"We're looking at an ecosystem on tour that all it's been doing is creating both supply and demand at a very sexy event where consumers get to come in and eat what they want, drink what they want, but every single layer at Cochon555 is education," Lowe said. 

Diego Oka’s Culinary Journey Comes Full Circle at La Mar by Gastón Acurio

“I’m Peruvian, 100 percent,” says Diego Oka, the executive chef at La Mar by Gastón Acurio, a Peruvian restaurant located in the Mandarin Oriental on Brickell Key in Miami. “My heart is Peruvian; my family is Japanese.”

Oka moved out of Peru when he was 23 years old, then moved to Mexico for four years, Colombia for two, San Francisco for three, and he’s been in Miami for two years.

He attended culinary school right after graduating high school. “But I think, at that point, I wasn’t 100 percent sure that I wanted to be a chef.” Clearly, it all worked out.

Oka met and worked for Gastón Acurio during one of his culinary school internships. “He offered me a head chef position in a restaurant/bar that he was outsourcing. He was making the menu,” Oka says. “But in that bar/restaurant, I realized that I wasn’t ready at the age of 21 to be in charge of a kitchen and teach other people how to make things.”

After six months of manning that kitchen, he told Acurio that he still wanted a teacher to be able to perfect his craft. “So he said, ‘Okay, I have a great project that is coming, and I want you to be part [of it]. It’s my new cebicheria, and it’s gonna be called La Mar.’”

In this “Table 42” vignette, we bring viewers into Foodable Top 25 restaurant La Mar, where Oka shows us how to make tuna tataki. 

“We’re gonna cover the tuna in salt and we’re gonna burn it. It’s a Japanese technique — cooked outside, but very raw inside. Then we put it in ice to continue cooking, so it’s like a shock of ice.” When cutting the tuna, Oka says it’s important to cut against the lines seen on the fish. A touch of Peruvian pink salt is added to the sashimi, and then leche de tigre — blended and strained with lime juice, fish stock, celery, red onion, garlic, cilantro, and chiles — with a hint of salt is made. From there, a reduction, a tamarind-based aji panka sesame soy sauce, is poured over the sashimi, and house-made tahini — caramelized, blended toasted sesame seeds — is dolloped throughout the spread. Cucumber, daikon, carrots, pickled ginger, sesame seeds and sesame oil, and chopped chives are added for good measure. To complete, the dish is decorated with sunflowers, giving it a vibrantly colored finish.

“La Mar has dishes that we’re never gonna change,” says Oka, adding that 50 to 60 percent of the menu generally stays the same. He says dishes like the Cebiche Classico and the Lomo Saltado will always be on the menu. “Our menu here in Miami is very traditional. We like traditional flavors, but with a twist.”

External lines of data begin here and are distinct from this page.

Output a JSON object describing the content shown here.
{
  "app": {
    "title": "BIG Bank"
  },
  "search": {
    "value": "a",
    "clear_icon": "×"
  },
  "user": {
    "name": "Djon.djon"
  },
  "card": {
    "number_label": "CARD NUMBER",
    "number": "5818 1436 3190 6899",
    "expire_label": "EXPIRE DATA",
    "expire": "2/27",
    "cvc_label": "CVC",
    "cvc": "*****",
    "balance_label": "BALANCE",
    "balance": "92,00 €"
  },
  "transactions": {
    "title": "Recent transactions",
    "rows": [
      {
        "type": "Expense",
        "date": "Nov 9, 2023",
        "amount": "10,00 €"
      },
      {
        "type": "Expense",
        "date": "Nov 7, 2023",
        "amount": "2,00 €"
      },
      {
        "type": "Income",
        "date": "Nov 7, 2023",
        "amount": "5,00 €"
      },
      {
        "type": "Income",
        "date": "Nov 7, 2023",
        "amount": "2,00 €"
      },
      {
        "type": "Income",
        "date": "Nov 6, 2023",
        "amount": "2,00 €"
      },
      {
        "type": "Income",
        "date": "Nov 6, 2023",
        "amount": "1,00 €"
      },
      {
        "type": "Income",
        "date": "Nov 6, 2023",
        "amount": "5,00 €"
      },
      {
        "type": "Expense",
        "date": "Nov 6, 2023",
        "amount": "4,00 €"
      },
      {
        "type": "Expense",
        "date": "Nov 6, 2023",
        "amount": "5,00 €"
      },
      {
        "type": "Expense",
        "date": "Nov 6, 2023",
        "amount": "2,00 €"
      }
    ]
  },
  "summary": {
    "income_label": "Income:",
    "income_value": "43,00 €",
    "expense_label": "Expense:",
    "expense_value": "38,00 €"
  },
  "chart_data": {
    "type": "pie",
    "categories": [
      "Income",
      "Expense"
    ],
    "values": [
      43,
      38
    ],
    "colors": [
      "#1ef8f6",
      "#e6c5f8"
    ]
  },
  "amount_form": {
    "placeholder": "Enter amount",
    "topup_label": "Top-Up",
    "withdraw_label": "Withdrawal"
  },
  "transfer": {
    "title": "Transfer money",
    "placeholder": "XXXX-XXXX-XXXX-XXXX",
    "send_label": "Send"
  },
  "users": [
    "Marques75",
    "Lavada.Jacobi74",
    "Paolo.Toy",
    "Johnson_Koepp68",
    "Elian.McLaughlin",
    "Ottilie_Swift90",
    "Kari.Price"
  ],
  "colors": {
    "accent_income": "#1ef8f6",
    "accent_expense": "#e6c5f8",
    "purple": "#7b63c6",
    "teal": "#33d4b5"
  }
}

La Mar is a casual restaurant that caters to diners who want to share plates, but it’s optional. “Big plates, small plates. You can find Italian influence, Chinese, Japanese influence in our menu.” The concept can also be found in Peru, where the design aesthetic is consistent. 

“Miami has been changing,” says Oka. “In two years, I feel and see that Miami’s been like… great culinary level, great chefs, great restaurants. So we have to be adventurous and offer what we think our customers are gonna like.”